__EXERCISE__: Give back every record below word for word, with the pictures omitted.

__DATA FOR PROCESSING__:

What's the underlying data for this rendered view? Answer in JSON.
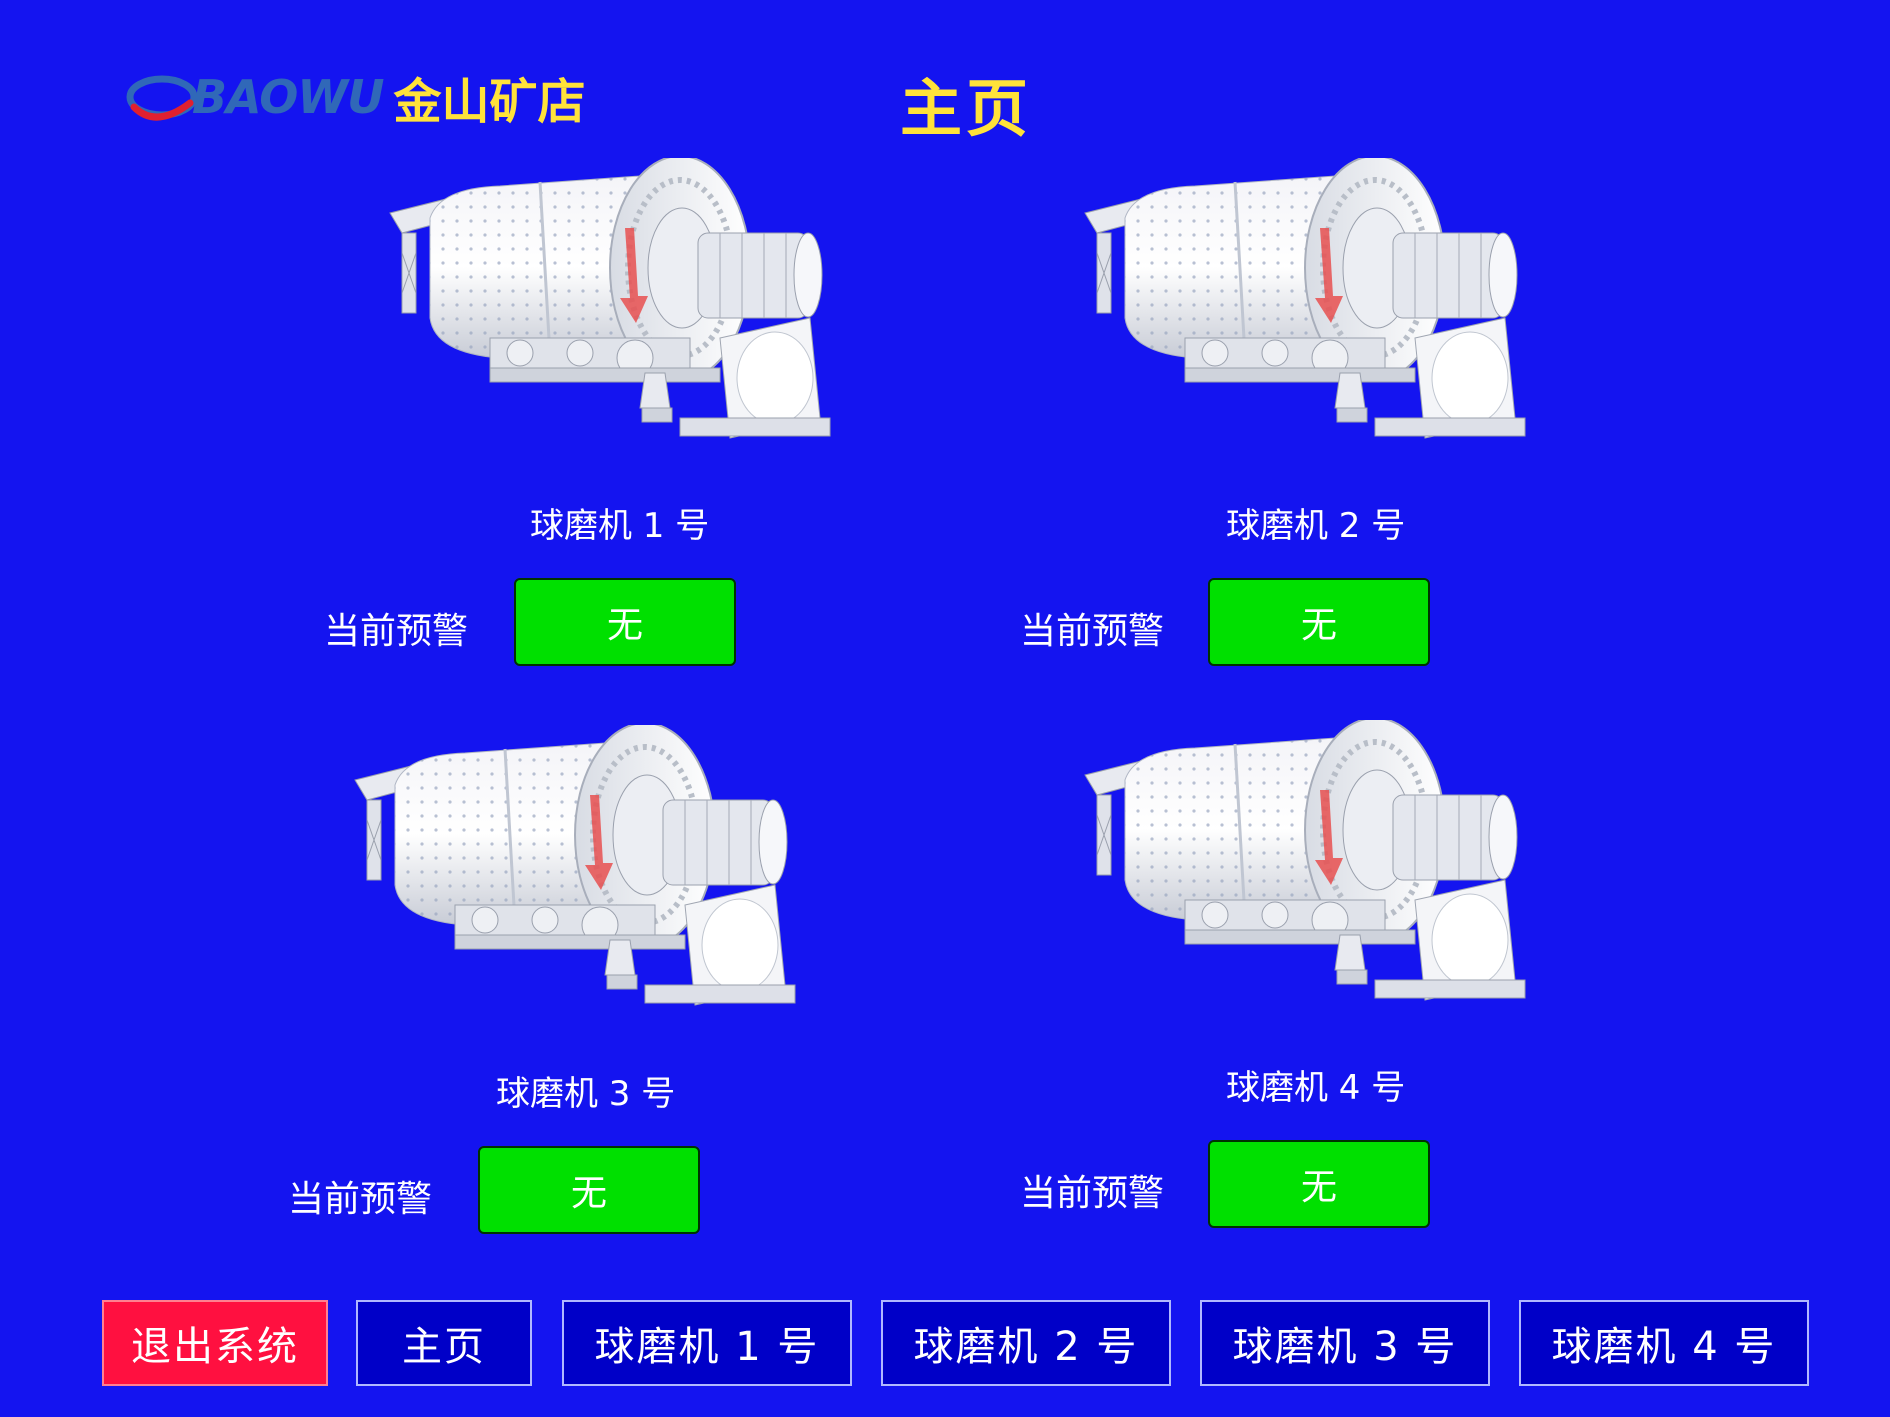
{
  "header": {
    "logo_text": "BAOWU",
    "logo_company": "金山矿店",
    "page_title": "主页"
  },
  "mills": [
    {
      "label": "球磨机 1 号",
      "warning_label": "当前预警",
      "warning_value": "无"
    },
    {
      "label": "球磨机 2 号",
      "warning_label": "当前预警",
      "warning_value": "无"
    },
    {
      "label": "球磨机 3 号",
      "warning_label": "当前预警",
      "warning_value": "无"
    },
    {
      "label": "球磨机 4 号",
      "warning_label": "当前预警",
      "warning_value": "无"
    }
  ],
  "nav": {
    "exit": "退出系统",
    "home": "主页",
    "mill1": "球磨机 1 号",
    "mill2": "球磨机 2 号",
    "mill3": "球磨机 3 号",
    "mill4": "球磨机 4 号"
  },
  "colors": {
    "background": "#1414f0",
    "title": "#ffe23a",
    "warning_ok": "#00e000",
    "exit_button": "#ff1040",
    "nav_button": "#0000c8"
  }
}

__WRITTEN RESPONSE__:
What's the underlying data for this rendered view? Answer in JSON.
{
  "header": {
    "logo_text": "BAOWU",
    "logo_company": "金山矿店",
    "page_title": "主页"
  },
  "mills": [
    {
      "label": "球磨机 1 号",
      "warning_label": "当前预警",
      "warning_value": "无"
    },
    {
      "label": "球磨机 2 号",
      "warning_label": "当前预警",
      "warning_value": "无"
    },
    {
      "label": "球磨机 3 号",
      "warning_label": "当前预警",
      "warning_value": "无"
    },
    {
      "label": "球磨机 4 号",
      "warning_label": "当前预警",
      "warning_value": "无"
    }
  ],
  "nav": {
    "exit": "退出系统",
    "home": "主页",
    "mill1": "球磨机 1 号",
    "mill2": "球磨机 2 号",
    "mill3": "球磨机 3 号",
    "mill4": "球磨机 4 号"
  },
  "colors": {
    "background": "#1414f0",
    "title": "#ffe23a",
    "warning_ok": "#00e000",
    "exit_button": "#ff1040",
    "nav_button": "#0000c8"
  }
}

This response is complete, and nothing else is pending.